*Required work*: Where the string "Meine" shows up in a line of the records, copy that line.

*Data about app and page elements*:
* * * * * * *
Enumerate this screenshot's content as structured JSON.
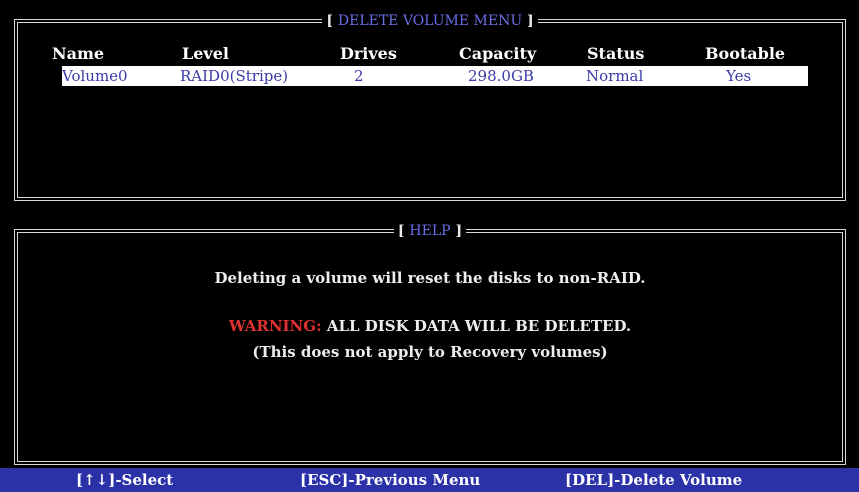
{
  "top_panel": {
    "title": "DELETE VOLUME MENU",
    "columns": [
      "Name",
      "Level",
      "Drives",
      "Capacity",
      "Status",
      "Bootable"
    ],
    "rows": [
      {
        "name": "Volume0",
        "level": "RAID0(Stripe)",
        "drives": "2",
        "capacity": "298.0GB",
        "status": "Normal",
        "bootable": "Yes"
      }
    ]
  },
  "help_panel": {
    "title": "HELP",
    "line1": "Deleting a volume will reset the disks to non-RAID.",
    "warning_label": "WARNING:",
    "warning_text": " ALL DISK DATA WILL BE DELETED.",
    "line3": "(This does not apply to Recovery volumes)"
  },
  "footer": {
    "select": "[↑↓]-Select",
    "previous": "[ESC]-Previous Menu",
    "delete": "[DEL]-Delete Volume"
  },
  "colors": {
    "background": "#000000",
    "title_text": "#6a6ee8",
    "selected_row_bg": "#ffffff",
    "selected_row_text": "#3a3aa8",
    "warning": "#e03030",
    "footer_bg": "#2b32a8"
  }
}
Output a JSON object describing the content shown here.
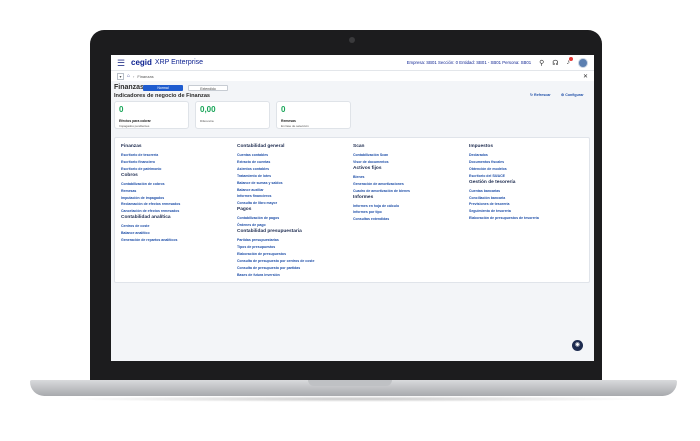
{
  "app": {
    "brand": "cegid",
    "product": "XRP Enterprise",
    "context": "Empresa: SB01 Sección: 0 Entidad: SB01 - SB01 Persona: SB01"
  },
  "breadcrumb": {
    "expand": "▾",
    "current": "Finanzas"
  },
  "header": {
    "title": "Finanzas",
    "toggle_normal": "Normal",
    "toggle_extended": "Extendido",
    "subtitle": "Indicadores de negocio de Finanzas",
    "refresh": "Refrescar",
    "configure": "Configurar"
  },
  "kpis": [
    {
      "value": "0",
      "label": "Efectos para cobrar",
      "sub": "Impagados pendientes"
    },
    {
      "value": "0,00",
      "label": "",
      "sub": "Diferencia"
    },
    {
      "value": "0",
      "label": "Remesas",
      "sub": "En fase de selección"
    }
  ],
  "menu": {
    "col1": {
      "g1": {
        "title": "Finanzas",
        "items": [
          "Escritorio de tesorería",
          "Escritorio financiero",
          "Escritorio de patrimonio"
        ]
      },
      "g2": {
        "title": "Cobros",
        "items": [
          "Contabilización de cobros",
          "Remesas",
          "Imputación de impagados",
          "Reclamación de efectos remesados",
          "Cancelación de efectos remesados"
        ]
      },
      "g3": {
        "title": "Contabilidad analítica",
        "items": [
          "Centros de coste",
          "Balance analítico",
          "Generación de repartos analíticos"
        ]
      }
    },
    "col2": {
      "g1": {
        "title": "Contabilidad general",
        "items": [
          "Cuentas contables",
          "Extracto de cuentas",
          "Asientos contables",
          "Tratamiento de lotes",
          "Balance de sumas y saldos",
          "Balance auxiliar",
          "Informes financieros",
          "Consulta de libro mayor"
        ]
      },
      "g2": {
        "title": "Pagos",
        "items": [
          "Contabilización de pagos",
          "Órdenes de pago"
        ]
      },
      "g3": {
        "title": "Contabilidad presupuestaria",
        "items": [
          "Partidas presupuestarias",
          "Tipos de presupuestos",
          "Elaboración de presupuestos",
          "Consulta de presupuesto por centros de coste",
          "Consulta de presupuesto por partidas",
          "Bases de futura inversión"
        ]
      }
    },
    "col3": {
      "g1": {
        "title": "Scan",
        "items": [
          "Contabilización Scan",
          "Visor de documentos"
        ]
      },
      "g2": {
        "title": "Activos fijos",
        "items": [
          "Bienes",
          "Generación de amortizaciones",
          "Cuadro de amortización de bienes"
        ]
      },
      "g3": {
        "title": "Informes",
        "items": [
          "Informes en hoja de cálculo",
          "Informes por tipo",
          "Consultas extendidas"
        ]
      }
    },
    "col4": {
      "g1": {
        "title": "Impuestos",
        "items": [
          "Declarados",
          "Documentos fiscales",
          "Obtención de modelos",
          "Escritorio del SII/ACE"
        ]
      },
      "g2": {
        "title": "Gestión de tesorería",
        "items": [
          "Cuentas bancarias",
          "Conciliación bancaria",
          "Previsiones de tesorería",
          "Seguimiento de tesorería",
          "Elaboración de presupuestos de tesorería"
        ]
      }
    }
  }
}
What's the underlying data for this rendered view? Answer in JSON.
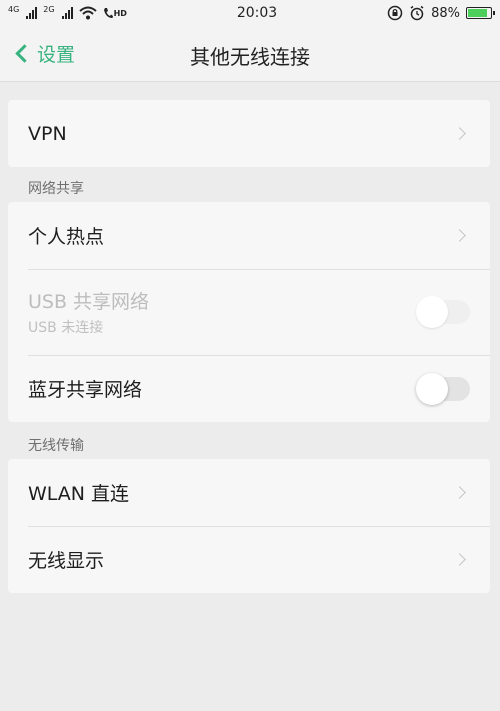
{
  "status_bar": {
    "net_left_1": "4G",
    "net_left_2": "2G",
    "hd": "HD",
    "time": "20:03",
    "battery_percent": "88%",
    "battery_level": 0.88,
    "battery_color": "#4ccf5b"
  },
  "nav": {
    "back_label": "设置",
    "title": "其他无线连接",
    "accent_color": "#36b37e"
  },
  "groups": {
    "vpn": {
      "label": "VPN"
    },
    "sharing": {
      "header": "网络共享",
      "hotspot": "个人热点",
      "usb": {
        "label": "USB 共享网络",
        "sub": "USB 未连接",
        "enabled": false,
        "on": false
      },
      "bluetooth": {
        "label": "蓝牙共享网络",
        "on": false
      }
    },
    "wireless": {
      "header": "无线传输",
      "wlan_direct": "WLAN 直连",
      "wireless_display": "无线显示"
    }
  },
  "icons": [
    "signal-icon",
    "wifi-icon",
    "call-hd-icon",
    "rotation-lock-icon",
    "alarm-icon",
    "battery-icon",
    "back-chevron-icon",
    "chevron-right-icon"
  ]
}
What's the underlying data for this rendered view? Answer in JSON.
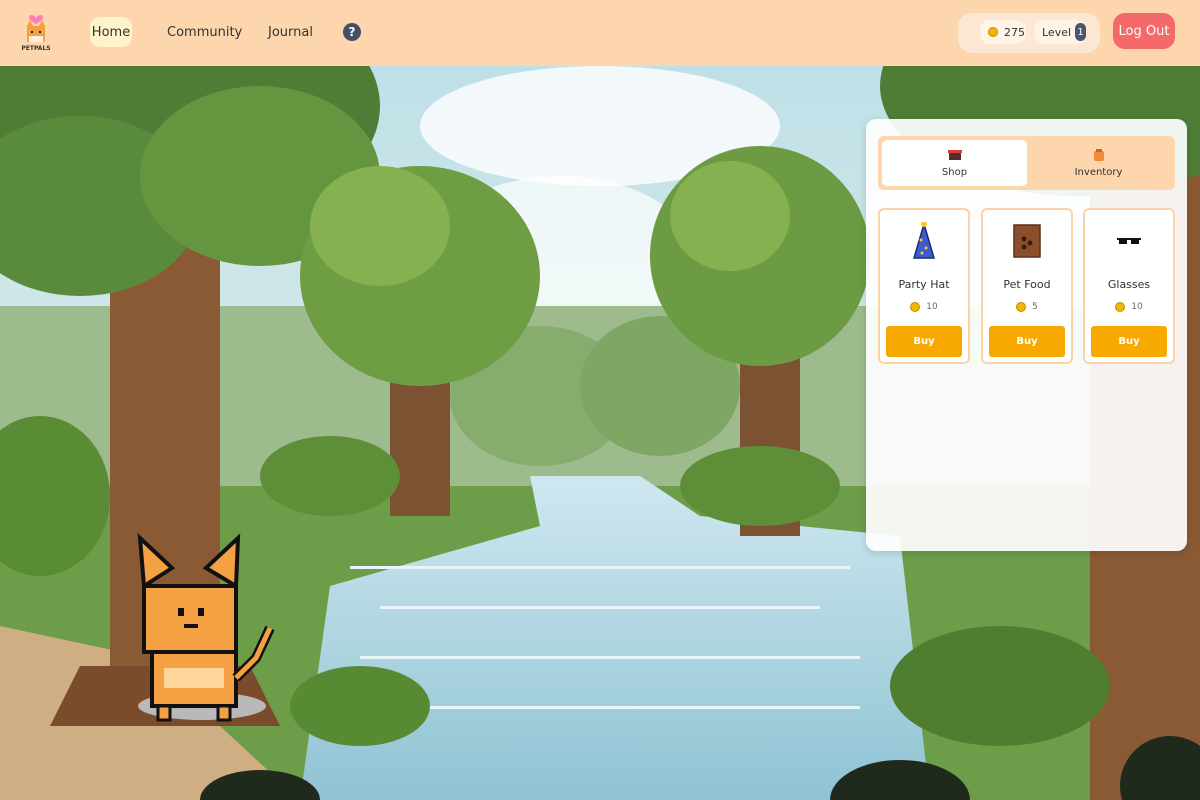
{
  "brand": {
    "logo_text": "PETPALS"
  },
  "nav": {
    "home": "Home",
    "community": "Community",
    "journal": "Journal",
    "help": "?"
  },
  "stats": {
    "coins": "275",
    "level_label": "Level",
    "level_value": "1"
  },
  "logout_label": "Log Out",
  "panel": {
    "tabs": [
      {
        "label": "Shop",
        "icon": "shop-icon"
      },
      {
        "label": "Inventory",
        "icon": "backpack-icon"
      }
    ],
    "active_tab": "Shop",
    "items": [
      {
        "name": "Party Hat",
        "price": "10",
        "buy_label": "Buy",
        "icon": "party-hat-icon"
      },
      {
        "name": "Pet Food",
        "price": "5",
        "buy_label": "Buy",
        "icon": "pet-food-icon"
      },
      {
        "name": "Glasses",
        "price": "10",
        "buy_label": "Buy",
        "icon": "glasses-icon"
      }
    ]
  },
  "colors": {
    "topbar": "#fdd6ad",
    "logout": "#f46a6a",
    "buy": "#f8a900",
    "accent_active": "#fff3c9"
  }
}
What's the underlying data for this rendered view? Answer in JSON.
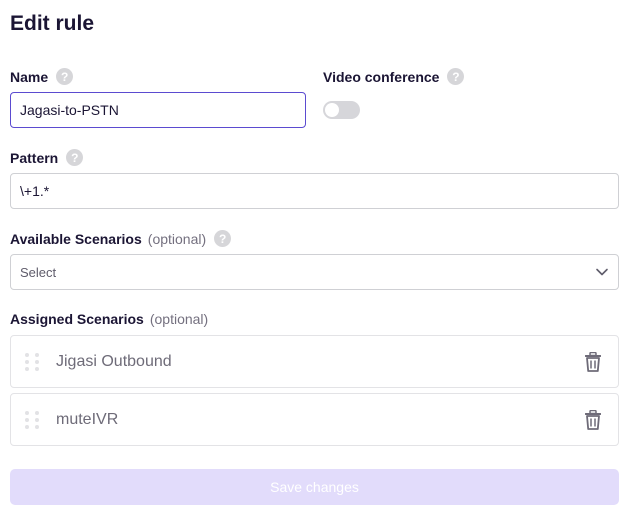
{
  "title": "Edit rule",
  "name_field": {
    "label": "Name",
    "value": "Jagasi-to-PSTN"
  },
  "video_conference": {
    "label": "Video conference",
    "enabled": false
  },
  "pattern_field": {
    "label": "Pattern",
    "value": "\\+1.*"
  },
  "available_scenarios": {
    "label": "Available Scenarios",
    "optional": "(optional)",
    "placeholder": "Select"
  },
  "assigned_scenarios": {
    "label": "Assigned Scenarios",
    "optional": "(optional)",
    "items": [
      {
        "name": "Jigasi Outbound"
      },
      {
        "name": "muteIVR"
      }
    ]
  },
  "help_glyph": "?",
  "save_button": {
    "label": "Save changes",
    "enabled": false
  },
  "icons": [
    "help-icon",
    "chevron-down-icon",
    "drag-handle-icon",
    "trash-icon"
  ],
  "colors": {
    "accent": "#5b4bd0",
    "save_disabled_bg": "#e2dcfb"
  }
}
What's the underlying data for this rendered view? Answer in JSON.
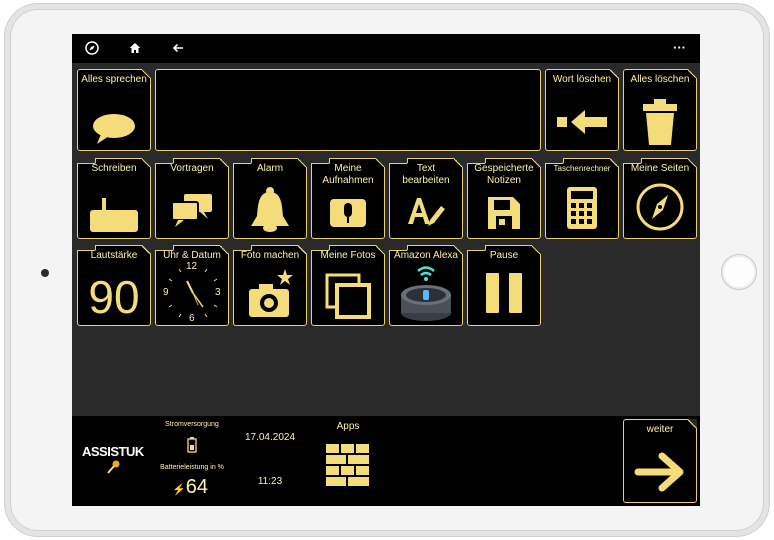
{
  "colors": {
    "accent": "#f5dc7a",
    "screen_bg": "#2a2a2a",
    "tile_bg": "#000000"
  },
  "topbar": {
    "icons": [
      "compass-icon",
      "home-icon",
      "back-arrow-icon",
      "more-icon"
    ],
    "more_label": "···"
  },
  "tiles": {
    "speak_all": "Alles sprechen",
    "delete_word": "Wort löschen",
    "delete_all": "Alles löschen",
    "write": "Schreiben",
    "recite": "Vortragen",
    "alarm": "Alarm",
    "my_recordings": "Meine Aufnahmen",
    "edit_text": "Text bearbeiten",
    "saved_notes": "Gespeicherte Notizen",
    "calculator": "Taschenrechner",
    "my_pages": "Meine Seiten",
    "volume": "Lautstärke",
    "volume_value": "90",
    "clock": "Uhr & Datum",
    "clock_numbers": [
      "12",
      "3",
      "6",
      "9"
    ],
    "take_photo": "Foto machen",
    "my_photos": "Meine Fotos",
    "alexa": "Amazon Alexa",
    "pause": "Pause"
  },
  "bottom": {
    "logo": "ASSISTUK",
    "power_label": "Stromversorgung",
    "battery_label": "Batterieleistung in %",
    "battery_value": "64",
    "date": "17.04.2024",
    "time": "11:23",
    "apps_label": "Apps",
    "next_label": "weiter"
  }
}
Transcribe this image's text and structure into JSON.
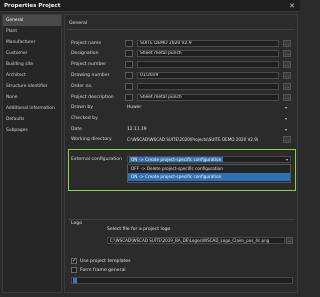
{
  "window": {
    "title": "Properties Project",
    "close_glyph": "✕"
  },
  "sidebar": {
    "items": [
      {
        "label": "General",
        "active": true
      },
      {
        "label": "Plant"
      },
      {
        "label": "Manufacturer"
      },
      {
        "label": "Customer"
      },
      {
        "label": "Building site"
      },
      {
        "label": "Architect"
      },
      {
        "label": "Structure identifier"
      },
      {
        "label": "None"
      },
      {
        "label": "Additional information"
      },
      {
        "label": "Defaults"
      },
      {
        "label": "Subpages"
      }
    ]
  },
  "general": {
    "title": "General",
    "fields": [
      {
        "label": "Project name",
        "value": "SUITE DEMO 2020 V2.9",
        "type": "text"
      },
      {
        "label": "Designation",
        "value": "Sheet metal punch",
        "type": "text"
      },
      {
        "label": "Project number",
        "value": "",
        "type": "text"
      },
      {
        "label": "Drawing number",
        "value": "01/2019",
        "type": "text"
      },
      {
        "label": "Order no.",
        "value": "",
        "type": "text"
      },
      {
        "label": "Project description",
        "value": "Sheet metal punch",
        "type": "text"
      },
      {
        "label": "Drawn by",
        "value": "Huwer",
        "type": "select"
      },
      {
        "label": "Checked by",
        "value": "",
        "type": "select"
      },
      {
        "label": "Date",
        "value": "12.11.19",
        "type": "date"
      },
      {
        "label": "Working directory",
        "value": "C:\\WSCAD\\WSCAD SUITE\\2020\\Projects\\SUITE DEMO 2020 V2.9\\",
        "type": "path"
      }
    ],
    "side_button_glyph": "…"
  },
  "external_configuration": {
    "label": "External configuration",
    "selected": "ON -> Create project-specific configuration",
    "options": [
      {
        "label": "OFF -> Delete project-specific configuration",
        "highlighted": false
      },
      {
        "label": "ON -> Create project-specific configuration",
        "highlighted": true
      }
    ]
  },
  "logo": {
    "section_label": "Logo",
    "hint": "Select file for a project logo",
    "path": "C:\\WSCAD\\WSCAD SUITE\\2019_BA_DE\\Logos\\WSCAD_Logo_Claim_pos_4c.png"
  },
  "options": {
    "use_project_templates": {
      "label": "Use project templates",
      "checked": true
    },
    "form_frame_general": {
      "label": "Form frame general",
      "checked": false
    }
  },
  "colors": {
    "accent": "#8fd14f",
    "selection": "#2f6fb5",
    "background": "#2b2b2b"
  }
}
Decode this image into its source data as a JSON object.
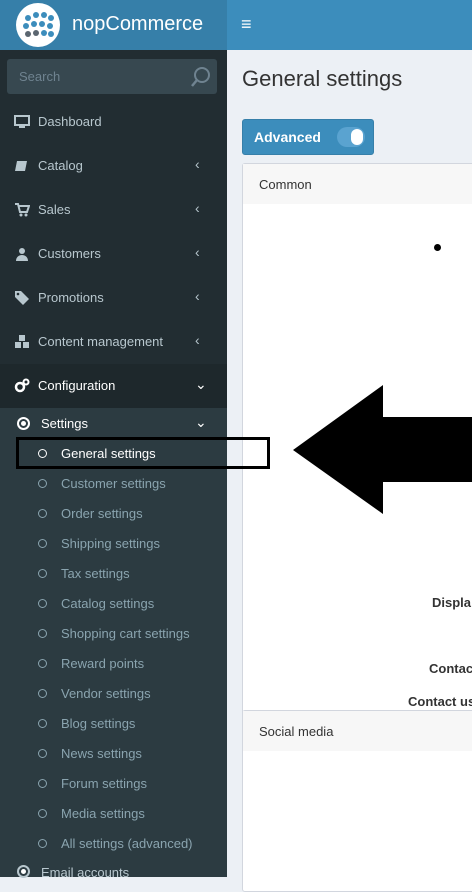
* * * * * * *
*Reply*:
    "my_recordings": "Meine Aufnahmen",
    "my_pages": "Meine Seiten",
    "my_photos": "Meine Fotos",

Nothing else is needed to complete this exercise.